The problem: Where a line of the listing below includes the word "selected", reproduce that line.

Data supplied:
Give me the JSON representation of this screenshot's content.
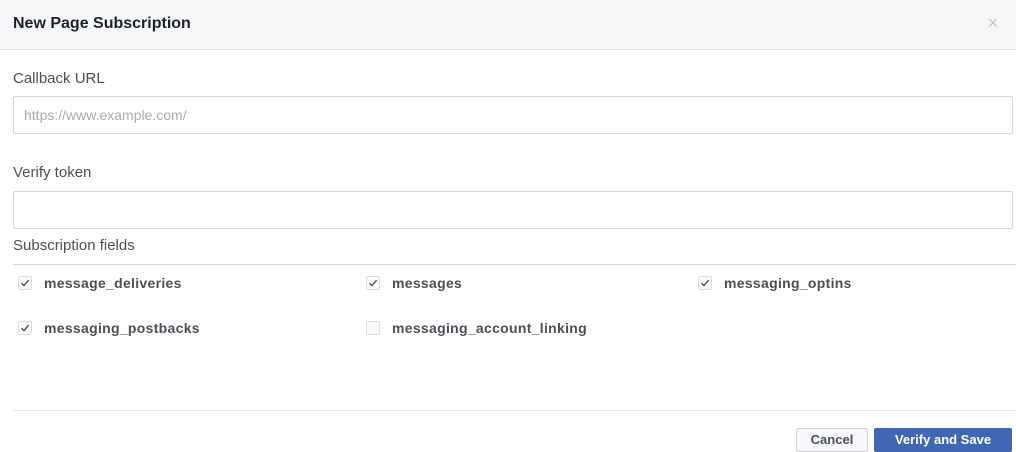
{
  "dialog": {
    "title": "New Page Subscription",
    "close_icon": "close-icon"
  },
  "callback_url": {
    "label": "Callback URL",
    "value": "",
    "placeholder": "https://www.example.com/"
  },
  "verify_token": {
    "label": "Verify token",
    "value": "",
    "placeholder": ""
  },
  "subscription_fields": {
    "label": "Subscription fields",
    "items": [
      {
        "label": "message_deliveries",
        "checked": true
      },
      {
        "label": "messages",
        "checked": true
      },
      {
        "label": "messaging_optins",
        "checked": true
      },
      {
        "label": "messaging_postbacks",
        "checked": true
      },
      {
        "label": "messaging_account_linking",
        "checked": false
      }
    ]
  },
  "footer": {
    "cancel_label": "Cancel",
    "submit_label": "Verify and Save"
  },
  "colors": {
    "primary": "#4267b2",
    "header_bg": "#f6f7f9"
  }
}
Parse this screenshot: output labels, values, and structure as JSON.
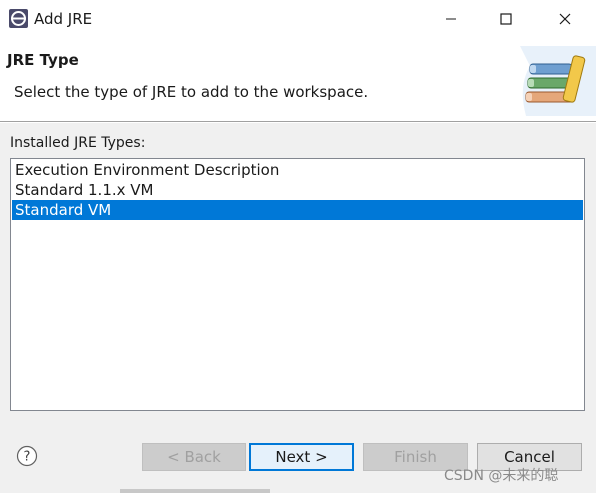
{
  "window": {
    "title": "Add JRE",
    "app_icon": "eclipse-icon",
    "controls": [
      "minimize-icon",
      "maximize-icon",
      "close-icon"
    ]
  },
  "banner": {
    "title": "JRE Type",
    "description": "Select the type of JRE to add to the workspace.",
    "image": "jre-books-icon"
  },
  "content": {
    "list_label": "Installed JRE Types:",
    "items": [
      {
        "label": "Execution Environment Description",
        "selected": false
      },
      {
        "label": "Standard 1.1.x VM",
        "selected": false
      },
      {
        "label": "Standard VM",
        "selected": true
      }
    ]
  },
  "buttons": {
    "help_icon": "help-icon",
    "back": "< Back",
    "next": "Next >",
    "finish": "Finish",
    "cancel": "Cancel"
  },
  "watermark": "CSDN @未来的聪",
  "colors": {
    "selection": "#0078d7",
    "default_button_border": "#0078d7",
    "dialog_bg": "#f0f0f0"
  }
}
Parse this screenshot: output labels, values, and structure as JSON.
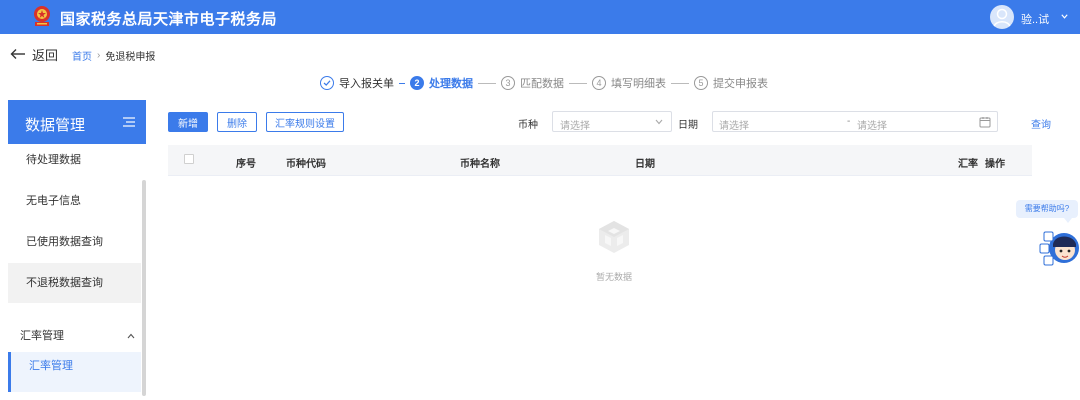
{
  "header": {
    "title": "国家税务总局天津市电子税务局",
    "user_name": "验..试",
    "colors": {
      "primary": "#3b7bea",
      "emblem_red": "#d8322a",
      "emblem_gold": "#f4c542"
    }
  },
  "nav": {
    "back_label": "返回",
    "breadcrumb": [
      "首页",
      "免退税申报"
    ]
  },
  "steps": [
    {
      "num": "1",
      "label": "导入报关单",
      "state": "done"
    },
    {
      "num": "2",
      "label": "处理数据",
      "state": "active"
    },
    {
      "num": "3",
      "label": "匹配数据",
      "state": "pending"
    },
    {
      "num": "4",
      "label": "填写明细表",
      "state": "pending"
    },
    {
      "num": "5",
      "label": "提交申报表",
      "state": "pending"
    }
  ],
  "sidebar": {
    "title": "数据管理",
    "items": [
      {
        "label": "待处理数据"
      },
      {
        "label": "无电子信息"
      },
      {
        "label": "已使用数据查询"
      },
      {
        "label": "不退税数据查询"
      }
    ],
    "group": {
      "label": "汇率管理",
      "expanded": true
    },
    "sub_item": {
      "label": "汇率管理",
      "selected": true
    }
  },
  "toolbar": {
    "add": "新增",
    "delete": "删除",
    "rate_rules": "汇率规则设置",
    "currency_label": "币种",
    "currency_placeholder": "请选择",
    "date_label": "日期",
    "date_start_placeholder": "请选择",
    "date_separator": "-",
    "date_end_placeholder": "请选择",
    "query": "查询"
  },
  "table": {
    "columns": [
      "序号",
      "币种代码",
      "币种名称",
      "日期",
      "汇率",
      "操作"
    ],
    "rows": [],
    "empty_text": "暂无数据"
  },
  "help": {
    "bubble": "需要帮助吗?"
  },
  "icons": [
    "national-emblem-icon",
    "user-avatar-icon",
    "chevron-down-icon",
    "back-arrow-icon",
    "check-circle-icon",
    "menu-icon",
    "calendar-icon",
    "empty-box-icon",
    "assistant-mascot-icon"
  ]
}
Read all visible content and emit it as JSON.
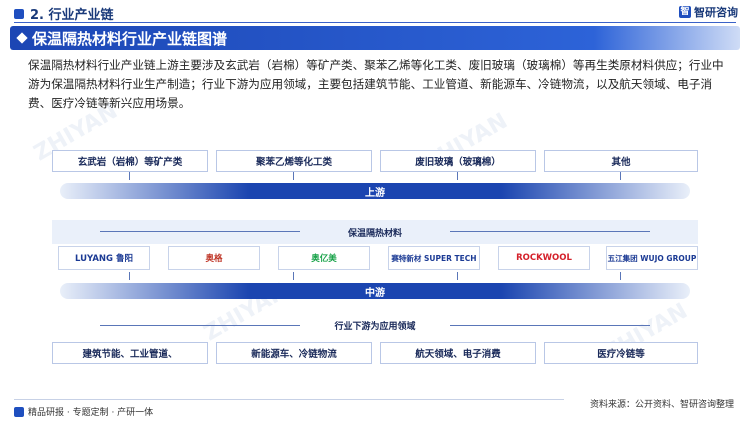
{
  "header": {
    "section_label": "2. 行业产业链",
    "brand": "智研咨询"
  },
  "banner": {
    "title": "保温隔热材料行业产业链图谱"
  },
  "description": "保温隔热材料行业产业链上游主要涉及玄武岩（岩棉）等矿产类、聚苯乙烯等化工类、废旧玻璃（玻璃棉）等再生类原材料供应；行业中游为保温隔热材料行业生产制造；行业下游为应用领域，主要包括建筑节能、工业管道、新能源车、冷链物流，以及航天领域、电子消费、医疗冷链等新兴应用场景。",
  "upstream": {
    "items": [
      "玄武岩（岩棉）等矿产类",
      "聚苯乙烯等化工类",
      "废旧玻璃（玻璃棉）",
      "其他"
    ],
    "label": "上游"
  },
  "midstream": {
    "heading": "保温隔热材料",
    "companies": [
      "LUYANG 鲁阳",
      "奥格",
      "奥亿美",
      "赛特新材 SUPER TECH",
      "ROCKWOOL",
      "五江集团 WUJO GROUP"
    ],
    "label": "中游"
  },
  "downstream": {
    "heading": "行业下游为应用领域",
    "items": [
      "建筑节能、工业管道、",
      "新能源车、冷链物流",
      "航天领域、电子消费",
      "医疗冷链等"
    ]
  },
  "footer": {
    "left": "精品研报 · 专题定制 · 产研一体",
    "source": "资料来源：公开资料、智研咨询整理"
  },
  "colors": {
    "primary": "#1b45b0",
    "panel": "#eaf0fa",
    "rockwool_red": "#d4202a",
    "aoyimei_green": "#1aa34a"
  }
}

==

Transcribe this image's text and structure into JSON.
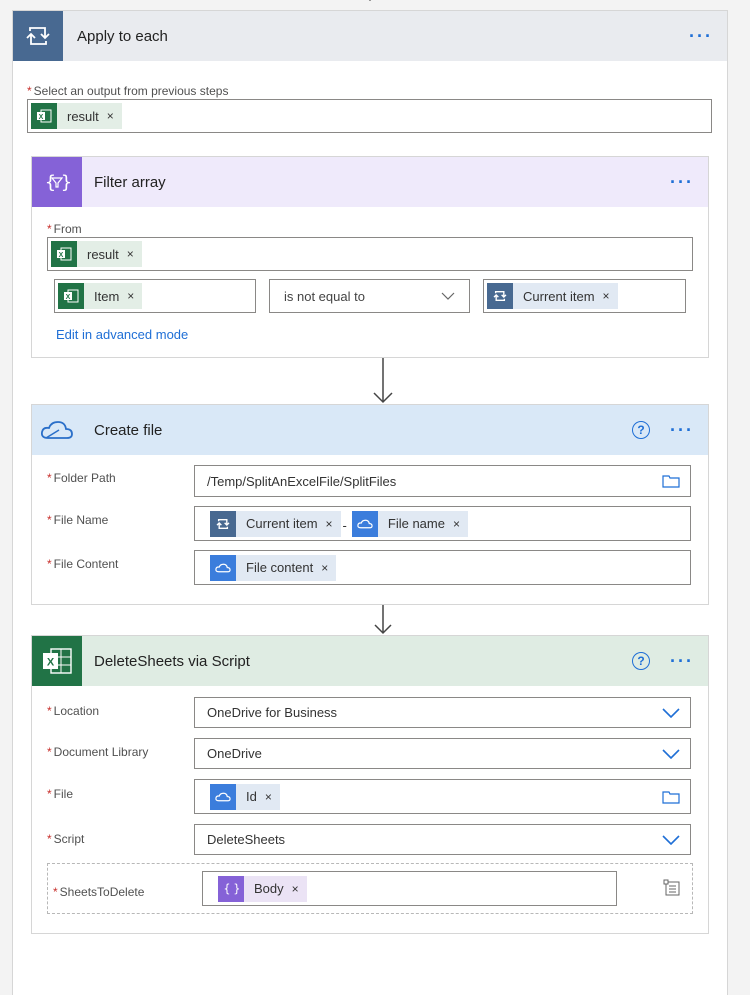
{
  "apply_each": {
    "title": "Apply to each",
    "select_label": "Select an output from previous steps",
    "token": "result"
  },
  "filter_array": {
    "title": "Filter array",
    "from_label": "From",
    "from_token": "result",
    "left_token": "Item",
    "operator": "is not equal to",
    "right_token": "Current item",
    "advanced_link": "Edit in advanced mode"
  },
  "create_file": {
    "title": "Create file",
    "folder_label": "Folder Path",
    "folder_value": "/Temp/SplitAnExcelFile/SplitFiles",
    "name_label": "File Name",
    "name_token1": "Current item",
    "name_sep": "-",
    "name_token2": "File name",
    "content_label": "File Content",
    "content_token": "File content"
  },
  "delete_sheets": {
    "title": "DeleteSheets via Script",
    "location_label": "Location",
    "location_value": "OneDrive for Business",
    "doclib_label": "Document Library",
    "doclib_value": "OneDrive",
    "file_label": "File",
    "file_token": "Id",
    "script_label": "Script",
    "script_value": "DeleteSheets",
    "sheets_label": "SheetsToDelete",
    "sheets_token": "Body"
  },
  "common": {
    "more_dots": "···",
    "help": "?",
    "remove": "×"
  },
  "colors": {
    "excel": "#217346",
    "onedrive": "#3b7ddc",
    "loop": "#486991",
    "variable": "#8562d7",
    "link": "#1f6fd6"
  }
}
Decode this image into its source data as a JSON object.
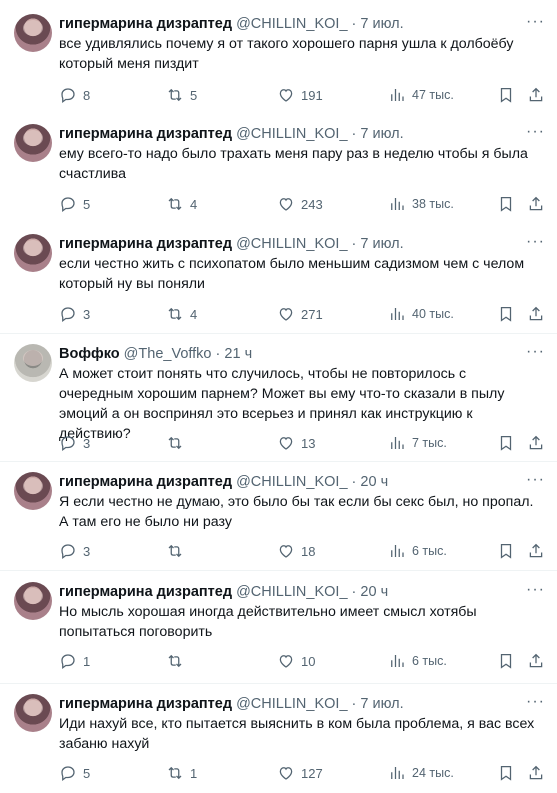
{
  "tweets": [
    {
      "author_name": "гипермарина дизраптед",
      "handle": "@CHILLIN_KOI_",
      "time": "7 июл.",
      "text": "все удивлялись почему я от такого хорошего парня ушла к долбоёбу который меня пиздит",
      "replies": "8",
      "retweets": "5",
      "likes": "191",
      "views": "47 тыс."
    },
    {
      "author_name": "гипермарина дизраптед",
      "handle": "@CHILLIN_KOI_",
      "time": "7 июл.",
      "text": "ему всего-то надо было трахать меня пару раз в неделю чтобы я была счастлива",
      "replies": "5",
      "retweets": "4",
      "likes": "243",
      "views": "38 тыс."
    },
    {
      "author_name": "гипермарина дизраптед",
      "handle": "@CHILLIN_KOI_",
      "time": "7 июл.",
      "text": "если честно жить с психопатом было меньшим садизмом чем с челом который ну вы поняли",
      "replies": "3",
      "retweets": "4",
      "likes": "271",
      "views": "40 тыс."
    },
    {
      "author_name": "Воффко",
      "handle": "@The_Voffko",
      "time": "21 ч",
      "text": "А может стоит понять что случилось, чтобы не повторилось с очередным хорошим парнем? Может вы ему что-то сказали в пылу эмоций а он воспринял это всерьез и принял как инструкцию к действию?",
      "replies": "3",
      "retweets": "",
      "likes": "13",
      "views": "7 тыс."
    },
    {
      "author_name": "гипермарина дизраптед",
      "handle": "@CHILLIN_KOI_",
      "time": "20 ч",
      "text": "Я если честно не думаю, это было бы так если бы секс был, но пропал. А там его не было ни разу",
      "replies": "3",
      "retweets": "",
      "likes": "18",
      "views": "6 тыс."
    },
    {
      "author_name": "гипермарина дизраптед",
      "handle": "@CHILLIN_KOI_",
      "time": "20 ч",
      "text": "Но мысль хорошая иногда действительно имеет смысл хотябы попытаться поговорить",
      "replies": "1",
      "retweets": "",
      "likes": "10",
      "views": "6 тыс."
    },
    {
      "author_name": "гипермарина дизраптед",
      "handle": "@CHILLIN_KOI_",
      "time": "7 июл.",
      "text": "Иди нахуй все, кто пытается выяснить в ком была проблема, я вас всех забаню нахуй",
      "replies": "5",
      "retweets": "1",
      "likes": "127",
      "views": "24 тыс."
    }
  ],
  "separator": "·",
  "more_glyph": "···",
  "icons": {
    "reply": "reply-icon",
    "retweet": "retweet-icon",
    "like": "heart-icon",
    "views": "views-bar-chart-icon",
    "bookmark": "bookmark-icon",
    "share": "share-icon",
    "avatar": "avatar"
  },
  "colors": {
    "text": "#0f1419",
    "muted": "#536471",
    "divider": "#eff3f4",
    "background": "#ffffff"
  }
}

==

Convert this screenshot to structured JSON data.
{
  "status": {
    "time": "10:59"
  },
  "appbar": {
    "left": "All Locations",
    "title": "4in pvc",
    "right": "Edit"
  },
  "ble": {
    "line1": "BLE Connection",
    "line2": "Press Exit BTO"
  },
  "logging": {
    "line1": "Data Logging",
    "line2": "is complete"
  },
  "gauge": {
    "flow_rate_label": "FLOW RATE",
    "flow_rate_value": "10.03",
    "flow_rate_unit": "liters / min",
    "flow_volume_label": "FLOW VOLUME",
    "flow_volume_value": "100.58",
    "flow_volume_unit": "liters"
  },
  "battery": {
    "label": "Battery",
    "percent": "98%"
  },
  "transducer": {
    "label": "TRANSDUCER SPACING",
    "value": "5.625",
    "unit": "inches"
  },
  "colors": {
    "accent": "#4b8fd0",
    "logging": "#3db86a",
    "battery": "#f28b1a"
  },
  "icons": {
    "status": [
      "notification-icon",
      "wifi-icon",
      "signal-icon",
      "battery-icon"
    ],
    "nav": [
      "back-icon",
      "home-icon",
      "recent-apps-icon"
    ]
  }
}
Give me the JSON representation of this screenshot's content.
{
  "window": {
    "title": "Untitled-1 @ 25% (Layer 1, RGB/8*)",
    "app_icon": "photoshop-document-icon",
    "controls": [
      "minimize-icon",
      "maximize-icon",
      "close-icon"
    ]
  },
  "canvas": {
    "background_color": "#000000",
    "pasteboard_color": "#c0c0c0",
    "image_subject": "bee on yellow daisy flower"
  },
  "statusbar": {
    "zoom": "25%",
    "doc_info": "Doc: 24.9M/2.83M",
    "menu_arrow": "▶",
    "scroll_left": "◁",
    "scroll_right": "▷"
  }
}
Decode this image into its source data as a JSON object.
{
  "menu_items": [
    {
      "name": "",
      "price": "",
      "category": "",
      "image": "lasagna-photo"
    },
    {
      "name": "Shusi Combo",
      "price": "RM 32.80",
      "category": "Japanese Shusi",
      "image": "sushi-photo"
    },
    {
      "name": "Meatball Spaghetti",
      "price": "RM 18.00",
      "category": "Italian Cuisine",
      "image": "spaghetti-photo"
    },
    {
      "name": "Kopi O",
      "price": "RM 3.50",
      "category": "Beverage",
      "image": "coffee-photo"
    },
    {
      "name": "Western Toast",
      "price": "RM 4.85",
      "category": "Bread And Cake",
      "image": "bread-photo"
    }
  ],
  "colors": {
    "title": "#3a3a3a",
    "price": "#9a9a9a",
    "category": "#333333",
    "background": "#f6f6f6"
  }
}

Output for this exercise:
        "selected": false
        "selected": false
        "selected": true
      "selected": true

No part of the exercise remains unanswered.